Exercise prompt: Print out all of the data below, keeping it identical to the original.

=======

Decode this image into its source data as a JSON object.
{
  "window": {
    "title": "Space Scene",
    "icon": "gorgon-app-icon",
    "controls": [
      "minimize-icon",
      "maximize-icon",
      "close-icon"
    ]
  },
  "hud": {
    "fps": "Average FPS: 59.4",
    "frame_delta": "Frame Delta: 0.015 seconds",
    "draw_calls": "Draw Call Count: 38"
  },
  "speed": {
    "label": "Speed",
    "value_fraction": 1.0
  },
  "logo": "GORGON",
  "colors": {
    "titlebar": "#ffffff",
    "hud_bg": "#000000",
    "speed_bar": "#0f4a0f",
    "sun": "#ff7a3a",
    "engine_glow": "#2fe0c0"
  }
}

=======

Solution for this exercise:
Decode this image into its source data as a JSON object.
{
  "window": {
    "title": "Space Scene",
    "icon": "gorgon-app-icon",
    "controls": [
      "minimize-icon",
      "maximize-icon",
      "close-icon"
    ]
  },
  "hud": {
    "fps": "Average FPS: 59.4",
    "frame_delta": "Frame Delta: 0.015 seconds",
    "draw_calls": "Draw Call Count: 38"
  },
  "speed": {
    "label": "Speed",
    "value_fraction": 1.0
  },
  "logo": "GORGON",
  "colors": {
    "titlebar": "#ffffff",
    "hud_bg": "#000000",
    "speed_bar": "#0f4a0f",
    "sun": "#ff7a3a",
    "engine_glow": "#2fe0c0"
  }
}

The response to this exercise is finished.